News Video | Policy | GPs | Hospitals | Medical | Mental Health | Welfare | Search


Auckland Zoo tiger Nisha dies

Auckland Zoo tiger Nisha dies

One of Auckland Zoo’s most loved animals, Sumatran tiger Nisha, has died suddenly.

“Staff are shattered by the loss of the nine-year-old female,” says Auckland Zoo Director, Glen Holland.

“This has been particularly tragic in light of Auckland Zoo’s plans to further the captive breeding programme through the import of a long-waited suitable male for Nisha.”

While Nisha has been unwell for the past month, blood tests and x-rays showed nothing out of the ordinary, and she has been treated with antibiotics for a cough and an eye problem.

Her appetite has been monitored on a daily basis for the past month and staff have done all they could to ensure she ate sufficient to maintain body condition.

It was planned to anaesthetise her in the next day, and local feline experts were to examine her, in collaboration with Auckland Zoo vets.

Yesterday morning, zookeepers arrived to find Nisha lying in her den, semi-conscious. She was immediately taken under veterinary supervision, and worked on through most of the morning. External checks and further x-rays still did not reveal any abnormalities but by midday, Nisha took a turn for the worse and passed away.

Post-mortem examinations reveal that Nisha had a massive stroke, and was also riddled with small growths throughout her lungs and liver. These are suspected to be cancerous. Test results are expected within the next two weeks.

Although this is a huge loss, the zoo’s commitment to the breeding programme and support of field conservation projects for tigers remains.

“We are pursuing the import of young male Oz from Tel Aviv, who will arrive in September. We will also soon be receiving a younger female directly related to Nisha, from Hamilton Zoo, for this critically important breeding programme,” says Mr Holland.

“This is a great example of how zoos collaborate to achieve the best possible outcome for endangered species’ captive breeding programmes.”

There are fewer than 400 Sumatran tigers left in the wild and less than 200 in captivity. Predictions are that without significant conservation efforts their habitat could be gone by 2020.

Nisha is not only dearly loved by Auckland Zoo staff, but has become an icon in the wider community, particularly through THE ZOO television programme.

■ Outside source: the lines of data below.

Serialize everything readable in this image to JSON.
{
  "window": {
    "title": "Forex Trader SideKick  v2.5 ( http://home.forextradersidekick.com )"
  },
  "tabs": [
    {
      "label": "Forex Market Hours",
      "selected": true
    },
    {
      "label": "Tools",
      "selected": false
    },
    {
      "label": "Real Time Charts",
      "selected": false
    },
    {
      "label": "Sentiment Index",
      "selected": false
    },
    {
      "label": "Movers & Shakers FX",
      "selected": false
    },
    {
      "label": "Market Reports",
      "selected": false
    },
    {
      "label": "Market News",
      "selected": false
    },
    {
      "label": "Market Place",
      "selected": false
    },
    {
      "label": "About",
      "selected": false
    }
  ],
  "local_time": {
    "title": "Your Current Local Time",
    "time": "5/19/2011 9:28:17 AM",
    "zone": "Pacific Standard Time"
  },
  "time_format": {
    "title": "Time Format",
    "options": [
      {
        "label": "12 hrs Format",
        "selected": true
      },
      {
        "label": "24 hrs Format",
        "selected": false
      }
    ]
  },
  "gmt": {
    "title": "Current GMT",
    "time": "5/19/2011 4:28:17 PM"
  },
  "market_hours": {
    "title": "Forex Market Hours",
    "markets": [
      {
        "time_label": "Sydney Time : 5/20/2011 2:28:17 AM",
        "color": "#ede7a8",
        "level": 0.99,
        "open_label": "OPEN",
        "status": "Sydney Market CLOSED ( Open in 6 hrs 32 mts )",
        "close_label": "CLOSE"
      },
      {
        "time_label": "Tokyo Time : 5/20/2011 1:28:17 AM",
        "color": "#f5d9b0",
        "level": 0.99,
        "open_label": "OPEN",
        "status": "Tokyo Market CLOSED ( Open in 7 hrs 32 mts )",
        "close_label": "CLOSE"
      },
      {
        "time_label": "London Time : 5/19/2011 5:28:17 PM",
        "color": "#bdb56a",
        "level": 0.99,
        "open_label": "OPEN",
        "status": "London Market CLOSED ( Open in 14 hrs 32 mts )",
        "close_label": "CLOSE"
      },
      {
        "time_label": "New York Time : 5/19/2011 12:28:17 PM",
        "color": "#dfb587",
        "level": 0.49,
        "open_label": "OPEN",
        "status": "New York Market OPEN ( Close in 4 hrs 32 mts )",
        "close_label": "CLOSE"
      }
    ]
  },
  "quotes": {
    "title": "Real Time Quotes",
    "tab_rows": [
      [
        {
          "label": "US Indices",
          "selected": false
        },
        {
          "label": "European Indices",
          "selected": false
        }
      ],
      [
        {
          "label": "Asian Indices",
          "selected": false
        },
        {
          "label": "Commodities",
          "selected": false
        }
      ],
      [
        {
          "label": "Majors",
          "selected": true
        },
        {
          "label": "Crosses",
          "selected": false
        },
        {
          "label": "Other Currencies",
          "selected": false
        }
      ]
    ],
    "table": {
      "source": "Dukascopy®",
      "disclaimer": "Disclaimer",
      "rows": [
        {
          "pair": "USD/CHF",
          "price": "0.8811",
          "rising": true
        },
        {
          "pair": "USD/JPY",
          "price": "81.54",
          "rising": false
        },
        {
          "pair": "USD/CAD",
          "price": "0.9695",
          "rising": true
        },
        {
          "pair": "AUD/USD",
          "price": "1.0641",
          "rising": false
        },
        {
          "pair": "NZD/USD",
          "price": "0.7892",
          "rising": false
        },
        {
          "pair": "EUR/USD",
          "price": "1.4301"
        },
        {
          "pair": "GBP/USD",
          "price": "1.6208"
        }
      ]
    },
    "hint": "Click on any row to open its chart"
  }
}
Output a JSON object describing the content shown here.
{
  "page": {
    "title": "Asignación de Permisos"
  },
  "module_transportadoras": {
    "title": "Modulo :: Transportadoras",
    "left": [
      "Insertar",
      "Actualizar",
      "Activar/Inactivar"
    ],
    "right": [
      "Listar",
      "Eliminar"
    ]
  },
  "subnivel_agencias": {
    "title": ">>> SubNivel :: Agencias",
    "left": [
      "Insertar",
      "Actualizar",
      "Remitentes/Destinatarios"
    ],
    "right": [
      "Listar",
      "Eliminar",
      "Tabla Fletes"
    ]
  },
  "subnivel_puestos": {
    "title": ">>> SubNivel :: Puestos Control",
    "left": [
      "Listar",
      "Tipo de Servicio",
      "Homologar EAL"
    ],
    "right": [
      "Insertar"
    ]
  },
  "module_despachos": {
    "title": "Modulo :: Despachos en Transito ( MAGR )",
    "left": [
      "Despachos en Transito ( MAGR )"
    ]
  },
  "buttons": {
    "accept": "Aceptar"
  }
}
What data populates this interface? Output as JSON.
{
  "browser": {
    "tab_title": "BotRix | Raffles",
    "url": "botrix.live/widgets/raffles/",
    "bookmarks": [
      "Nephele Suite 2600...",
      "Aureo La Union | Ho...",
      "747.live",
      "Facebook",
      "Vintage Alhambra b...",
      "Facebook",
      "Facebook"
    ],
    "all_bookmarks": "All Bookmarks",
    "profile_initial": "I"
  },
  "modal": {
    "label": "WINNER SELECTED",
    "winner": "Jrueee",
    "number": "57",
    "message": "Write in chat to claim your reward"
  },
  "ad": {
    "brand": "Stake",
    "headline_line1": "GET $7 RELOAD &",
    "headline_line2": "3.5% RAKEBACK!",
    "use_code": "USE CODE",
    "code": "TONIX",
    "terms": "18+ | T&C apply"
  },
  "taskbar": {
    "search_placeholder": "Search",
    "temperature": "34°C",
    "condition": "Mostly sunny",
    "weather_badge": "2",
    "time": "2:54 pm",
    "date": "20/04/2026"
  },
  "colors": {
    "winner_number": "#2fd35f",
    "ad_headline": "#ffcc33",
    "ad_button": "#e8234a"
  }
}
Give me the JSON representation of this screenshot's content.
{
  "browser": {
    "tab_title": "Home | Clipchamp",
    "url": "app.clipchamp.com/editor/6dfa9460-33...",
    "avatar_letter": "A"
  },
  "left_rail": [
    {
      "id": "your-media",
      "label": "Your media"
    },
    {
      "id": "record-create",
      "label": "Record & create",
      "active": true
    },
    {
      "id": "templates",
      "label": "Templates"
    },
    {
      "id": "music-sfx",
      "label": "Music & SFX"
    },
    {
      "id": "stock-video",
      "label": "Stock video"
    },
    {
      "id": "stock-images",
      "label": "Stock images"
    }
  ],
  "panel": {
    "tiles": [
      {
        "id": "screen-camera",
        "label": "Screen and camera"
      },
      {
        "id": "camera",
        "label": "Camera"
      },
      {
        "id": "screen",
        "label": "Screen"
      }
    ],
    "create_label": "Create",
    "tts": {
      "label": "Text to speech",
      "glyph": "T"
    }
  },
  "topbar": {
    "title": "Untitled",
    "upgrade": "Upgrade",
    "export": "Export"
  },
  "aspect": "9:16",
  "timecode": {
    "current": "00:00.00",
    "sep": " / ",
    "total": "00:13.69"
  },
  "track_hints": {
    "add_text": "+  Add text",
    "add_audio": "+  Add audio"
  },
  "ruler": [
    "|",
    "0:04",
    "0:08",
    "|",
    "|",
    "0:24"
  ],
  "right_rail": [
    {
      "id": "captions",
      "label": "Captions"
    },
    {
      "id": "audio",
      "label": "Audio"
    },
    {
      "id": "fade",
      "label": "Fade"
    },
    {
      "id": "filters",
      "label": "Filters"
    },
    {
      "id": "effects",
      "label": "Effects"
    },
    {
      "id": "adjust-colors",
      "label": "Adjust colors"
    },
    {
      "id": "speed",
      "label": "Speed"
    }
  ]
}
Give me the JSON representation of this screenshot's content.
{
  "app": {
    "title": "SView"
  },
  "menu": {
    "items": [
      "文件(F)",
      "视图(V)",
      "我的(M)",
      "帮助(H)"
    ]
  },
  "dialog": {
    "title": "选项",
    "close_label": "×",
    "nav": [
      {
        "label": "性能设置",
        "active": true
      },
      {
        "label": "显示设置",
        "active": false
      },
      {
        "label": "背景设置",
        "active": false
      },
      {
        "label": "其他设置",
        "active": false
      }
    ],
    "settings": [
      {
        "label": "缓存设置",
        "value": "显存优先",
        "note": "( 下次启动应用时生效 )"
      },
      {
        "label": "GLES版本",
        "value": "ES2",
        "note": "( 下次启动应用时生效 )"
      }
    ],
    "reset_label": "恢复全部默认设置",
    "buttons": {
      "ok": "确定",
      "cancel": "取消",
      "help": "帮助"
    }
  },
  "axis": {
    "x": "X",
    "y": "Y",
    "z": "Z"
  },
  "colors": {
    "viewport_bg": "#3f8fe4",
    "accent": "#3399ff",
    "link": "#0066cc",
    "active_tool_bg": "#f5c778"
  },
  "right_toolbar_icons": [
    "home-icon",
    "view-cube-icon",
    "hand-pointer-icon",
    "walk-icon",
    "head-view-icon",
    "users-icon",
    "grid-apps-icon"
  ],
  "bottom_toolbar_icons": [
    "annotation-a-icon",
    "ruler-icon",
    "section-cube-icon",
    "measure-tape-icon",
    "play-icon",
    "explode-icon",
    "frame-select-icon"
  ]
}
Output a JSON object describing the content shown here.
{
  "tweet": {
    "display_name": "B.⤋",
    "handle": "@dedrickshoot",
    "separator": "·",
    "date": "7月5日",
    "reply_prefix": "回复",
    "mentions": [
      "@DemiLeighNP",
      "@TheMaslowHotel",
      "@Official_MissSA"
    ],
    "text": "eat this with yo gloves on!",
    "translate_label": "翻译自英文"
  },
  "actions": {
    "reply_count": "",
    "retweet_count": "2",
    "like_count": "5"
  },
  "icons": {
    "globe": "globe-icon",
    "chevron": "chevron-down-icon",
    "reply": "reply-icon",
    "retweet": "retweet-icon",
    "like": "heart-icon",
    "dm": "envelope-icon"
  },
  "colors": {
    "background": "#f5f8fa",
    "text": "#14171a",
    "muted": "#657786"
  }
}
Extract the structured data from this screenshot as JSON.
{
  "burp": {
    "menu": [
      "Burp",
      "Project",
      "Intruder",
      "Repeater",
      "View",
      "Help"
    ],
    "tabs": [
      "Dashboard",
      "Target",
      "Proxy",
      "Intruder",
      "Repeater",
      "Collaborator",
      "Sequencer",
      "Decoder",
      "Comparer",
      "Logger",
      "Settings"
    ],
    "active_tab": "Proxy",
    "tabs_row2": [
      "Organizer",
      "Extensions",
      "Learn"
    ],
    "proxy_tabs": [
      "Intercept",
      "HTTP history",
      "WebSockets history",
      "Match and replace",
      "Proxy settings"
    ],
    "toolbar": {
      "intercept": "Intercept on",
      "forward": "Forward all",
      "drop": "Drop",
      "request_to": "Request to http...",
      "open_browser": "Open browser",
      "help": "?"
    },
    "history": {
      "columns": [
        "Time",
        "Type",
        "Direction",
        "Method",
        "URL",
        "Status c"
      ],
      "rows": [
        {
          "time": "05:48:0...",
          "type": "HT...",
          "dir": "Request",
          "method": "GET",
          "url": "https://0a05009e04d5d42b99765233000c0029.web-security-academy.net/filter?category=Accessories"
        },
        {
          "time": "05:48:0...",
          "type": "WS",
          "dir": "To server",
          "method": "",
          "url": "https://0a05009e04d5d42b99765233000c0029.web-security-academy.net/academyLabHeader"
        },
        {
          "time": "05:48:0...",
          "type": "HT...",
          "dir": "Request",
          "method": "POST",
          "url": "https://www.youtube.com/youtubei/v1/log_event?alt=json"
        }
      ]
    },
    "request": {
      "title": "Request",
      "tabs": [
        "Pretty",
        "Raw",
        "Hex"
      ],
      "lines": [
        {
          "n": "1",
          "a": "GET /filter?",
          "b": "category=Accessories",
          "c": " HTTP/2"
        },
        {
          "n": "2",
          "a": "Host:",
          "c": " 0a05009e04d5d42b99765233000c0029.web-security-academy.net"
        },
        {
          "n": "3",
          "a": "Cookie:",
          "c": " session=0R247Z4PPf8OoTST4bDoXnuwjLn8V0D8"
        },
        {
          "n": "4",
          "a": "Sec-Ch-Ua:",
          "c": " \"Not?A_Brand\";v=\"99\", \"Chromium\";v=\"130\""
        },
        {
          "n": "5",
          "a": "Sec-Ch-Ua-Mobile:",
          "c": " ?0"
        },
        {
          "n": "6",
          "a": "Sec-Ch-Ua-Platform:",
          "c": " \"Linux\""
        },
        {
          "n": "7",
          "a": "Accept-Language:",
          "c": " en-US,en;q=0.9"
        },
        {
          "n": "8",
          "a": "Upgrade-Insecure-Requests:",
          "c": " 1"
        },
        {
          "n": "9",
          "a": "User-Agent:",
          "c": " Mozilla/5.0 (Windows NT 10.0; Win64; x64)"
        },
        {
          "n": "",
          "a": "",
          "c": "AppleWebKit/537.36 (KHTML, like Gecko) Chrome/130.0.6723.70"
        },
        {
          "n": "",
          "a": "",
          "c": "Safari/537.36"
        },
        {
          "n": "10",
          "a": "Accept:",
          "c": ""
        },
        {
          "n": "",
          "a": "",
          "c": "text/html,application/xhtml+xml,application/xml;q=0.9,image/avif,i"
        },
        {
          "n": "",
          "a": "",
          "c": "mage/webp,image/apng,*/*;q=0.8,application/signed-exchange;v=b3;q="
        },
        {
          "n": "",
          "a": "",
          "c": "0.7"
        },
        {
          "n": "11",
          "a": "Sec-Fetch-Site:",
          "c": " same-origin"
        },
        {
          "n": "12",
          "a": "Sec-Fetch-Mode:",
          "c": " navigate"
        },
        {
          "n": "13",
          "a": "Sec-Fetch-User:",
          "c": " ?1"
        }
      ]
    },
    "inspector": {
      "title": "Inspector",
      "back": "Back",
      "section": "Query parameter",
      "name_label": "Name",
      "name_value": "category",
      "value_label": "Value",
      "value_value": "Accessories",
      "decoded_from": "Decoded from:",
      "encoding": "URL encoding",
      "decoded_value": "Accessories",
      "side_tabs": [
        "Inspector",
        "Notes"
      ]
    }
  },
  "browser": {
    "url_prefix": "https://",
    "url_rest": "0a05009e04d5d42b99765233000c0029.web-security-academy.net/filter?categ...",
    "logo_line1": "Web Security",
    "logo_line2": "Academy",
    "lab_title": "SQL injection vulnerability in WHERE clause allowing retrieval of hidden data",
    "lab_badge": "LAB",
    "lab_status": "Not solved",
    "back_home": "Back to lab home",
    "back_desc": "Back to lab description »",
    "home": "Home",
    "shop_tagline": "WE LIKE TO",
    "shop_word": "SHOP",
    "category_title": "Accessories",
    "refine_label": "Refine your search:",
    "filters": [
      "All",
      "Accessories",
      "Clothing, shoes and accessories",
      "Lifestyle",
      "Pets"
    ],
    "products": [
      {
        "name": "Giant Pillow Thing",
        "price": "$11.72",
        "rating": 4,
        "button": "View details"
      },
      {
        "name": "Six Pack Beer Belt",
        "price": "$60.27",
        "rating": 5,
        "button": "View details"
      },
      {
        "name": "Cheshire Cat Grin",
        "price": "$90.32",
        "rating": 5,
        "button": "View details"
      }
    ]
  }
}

“Realising she will be sadly missed, if members of the community wish to pay tribute to Nisha, the best thing people can do is to support our Tiger Time campaign by phoning 0900 TIGER to make a $25 donation,” says Mr Holland.
Contributions can also be sent directly to the zoo.

The Auckland Zoo Tiger Time campaign is aiming to raise $1 million to support the captive breeding programme for the Sumatran tiger and conservation initiatives in Sumatra.


Auckland Zoo is home to the largest collection of native and exotic wildlife species in New Zealand (over 1900 animals and 200 species) and attracts over half a million visitors annually. It is becoming increasingly well known nationally and internationally through the award-winning television programme, 'The Zoo'.

At the heart of all Auckland Zoo's work and activities is its MISSION: "to focus the Zoo’s resources to benefit conservation and provide exciting visitor experiences which inspire and empower people to take positive action for wildlife and the environment".

Auckland Zoo’s Charitable Trust is currently fundraising for the establishment of a New Zealand Centre for Conservation Medicine, to be built at the Zoo in 2006. Auckland Zoo is a member of both the Australasian Regional Association of Zoological Parks & Aquaria (ARAZPA) and the World Association of Zoos & Aquariums (WAZA).


© Scoop Media

Culture Headlines | Health Headlines | Education Headlines

At Bats: Locke - The World Theatrical Premiere

On the eve of the biggest challenge of his career, Ivan Locke receives a phone call that sets in motion a series of events that will unravel his family, job and soul... More>>

Other Elections: Kea Crowned Bird Of The Year

These large, green mountain parrots are known for their curiosity and intelligence. Once numbering in the hundreds of thousands, they are now classified as Nationally Endangered with just 3,000 - 7,000 birds remaining. More>>


Howard Davis Review: Conflict & Resistance - Ria Hall's Rules of Engagement

From the aftermath of war through colonisation to her own personal convictions, Hall's new CD addresses current issues and social problems on multiple levels, confirming her position as a polemical and preeminent voice on the indigenous NZ music scene. More>>

Howard Davis Review: Another Time, Another Place - David Friesen Trio Live

"It has been said of David Friesen that he does for the art of bass playing what Pythagoras did for the triangle" - Patrick Hinley, Jazz Times. At Wellington's newest jazz venue, the cozy and intimate Pyramid Cub, the trio clicked together from the opening bars, presenting many of the tunes from their marvelous new recording. More>>

Howard Davis Review: The Father - Descending Into The Depths of Dementia

Florian Zeller's dazzling drama The Father explores the effects of a deeply unsettling illness that affects 62,000 Kiwis, a number expected to grow to 102,000 by 2030. More>>